The Nets are certainly in need of another big man, with only two players taller than 6’8.” And Sullinger certainly qualifies as a big. He’s played five seasons in the league at the 4 and 5 and that was after two dominant seasons as a Buckeye, which in turn followed a five-star high school career in Ohio.

Toronto gave Sullinger a one-year, $6 million contract last summer, but he suffered a broken foot after playing only 11 games and at the deadline, was traded to the Suns, who released him.

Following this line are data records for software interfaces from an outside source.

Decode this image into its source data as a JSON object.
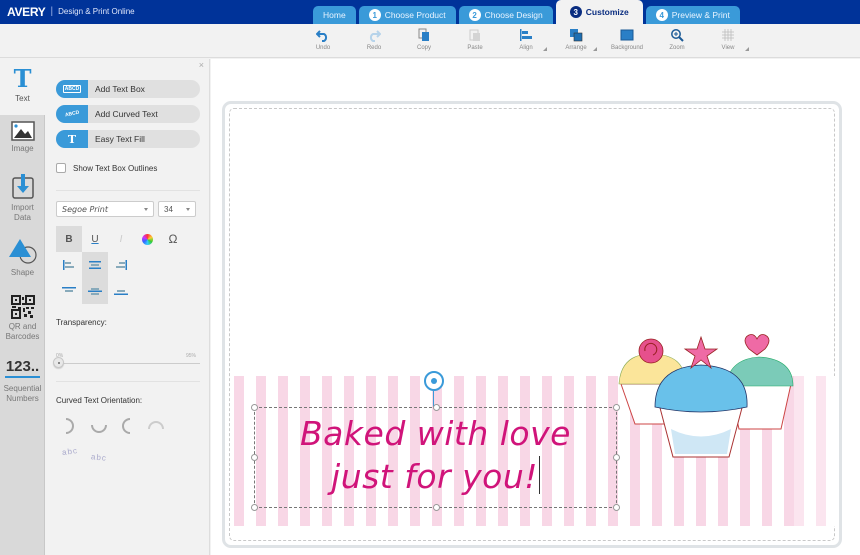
{
  "header": {
    "brand": "AVERY",
    "tagline": "Design & Print Online",
    "tabs": [
      {
        "label": "Home",
        "number": ""
      },
      {
        "label": "Choose Product",
        "number": "1"
      },
      {
        "label": "Choose Design",
        "number": "2"
      },
      {
        "label": "Customize",
        "number": "3",
        "active": true
      },
      {
        "label": "Preview & Print",
        "number": "4"
      }
    ]
  },
  "toolbar": {
    "items": [
      {
        "label": "Undo",
        "icon": "undo-icon"
      },
      {
        "label": "Redo",
        "icon": "redo-icon"
      },
      {
        "label": "Copy",
        "icon": "copy-icon"
      },
      {
        "label": "Paste",
        "icon": "paste-icon"
      },
      {
        "label": "Align",
        "icon": "align-icon"
      },
      {
        "label": "Arrange",
        "icon": "arrange-icon"
      },
      {
        "label": "Background",
        "icon": "background-icon"
      },
      {
        "label": "Zoom",
        "icon": "zoom-icon"
      },
      {
        "label": "View",
        "icon": "grid-icon"
      }
    ]
  },
  "leftnav": {
    "items": [
      {
        "label": "Text",
        "active": true
      },
      {
        "label": "Image"
      },
      {
        "label": "Import Data"
      },
      {
        "label": "Shape"
      },
      {
        "label": "QR and Barcodes"
      },
      {
        "label": "Sequential Numbers",
        "glyph": "123.."
      }
    ]
  },
  "panel": {
    "close": "×",
    "buttons": [
      {
        "label": "Add Text Box",
        "icon_text": "ABCD"
      },
      {
        "label": "Add Curved Text",
        "icon_text": "ABCD"
      },
      {
        "label": "Easy Text Fill",
        "icon_text": "T"
      }
    ],
    "show_outlines": {
      "label": "Show Text Box Outlines",
      "checked": false
    },
    "font": {
      "value": "Segoe Print",
      "size": "34"
    },
    "format": {
      "bold": "B",
      "underline": "U",
      "italic": "I",
      "special_char": "Ω",
      "bold_active": true
    },
    "alignment": {
      "horizontal": "center",
      "vertical": "middle"
    },
    "transparency": {
      "label": "Transparency:",
      "value_percent": 0,
      "min_label": "0%",
      "max_label": "95%"
    },
    "curved_orientation": {
      "label": "Curved Text Orientation:",
      "sample": "abc"
    }
  },
  "canvas": {
    "text_line1": "Baked with love",
    "text_line2": "just for you!",
    "colors": {
      "text": "#d0147a",
      "stripe": "#f8d7e6"
    }
  }
}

Sullinger didn’t play competitively again until this summer, when he was approached to join the group of Buckeye alumni trying to win the $2 million, winner-take-all prize at the The Basketball Tournament. Part of the TBT was played at LIU. Trajan Langdon, Sean Marks’ deputy, scouted Sullinger.

At the time, he told reporters of his interest in the Nets.

Sullinger’s big problem —and big advantage— has been his bulk, which he’s admitted got out of control, ballooning to 320 pounds at the end of the 2015-16 season. In interviews around the TBT, he said he’s now at 285 ... and has become a vegan.

Sullinger told ND’s Bryan Fonseca last month that he’s been humbled, and will be better off as a result, no matter what happened with the Nets.

“Oh for sure,” he responded when asked if he had grounded himself. “Overall as a human being, not just basketball. Things I used to do, I don’t do anymore. I’m all about self-discipline and self-reflection. At the end of the day you have to be able to look at yourself in the mirror and understand what you did was wrong.”

Sulllinger added that he realized he couldn’t keep fooling himself.

“With nobody watching, sometimes I just brushed it off,” he said, talking about his conditioning. “Now when nobody is watching, and I’ve done something wrong, I look at myself in the mirror and say ‘hey, I made a mistake.’”

Sullinger spent most of his career with the Celtics after being drafted by them 21st overall in 2012. For his career, the Columbus, Ohio native has averaged 10.8 points and 7.5 rebounds in 269 games, 172 of them starts. He owns a 27.2 percent career shooting average from the three-point line and seemed comfortable shooting it in the TBT.

It’s also possible there are other players working out at HSS. Last year at this time, the Nets worked out P.J. Hairston, Kendall Marshall and Jorge Gutierrez ... without signing any of them.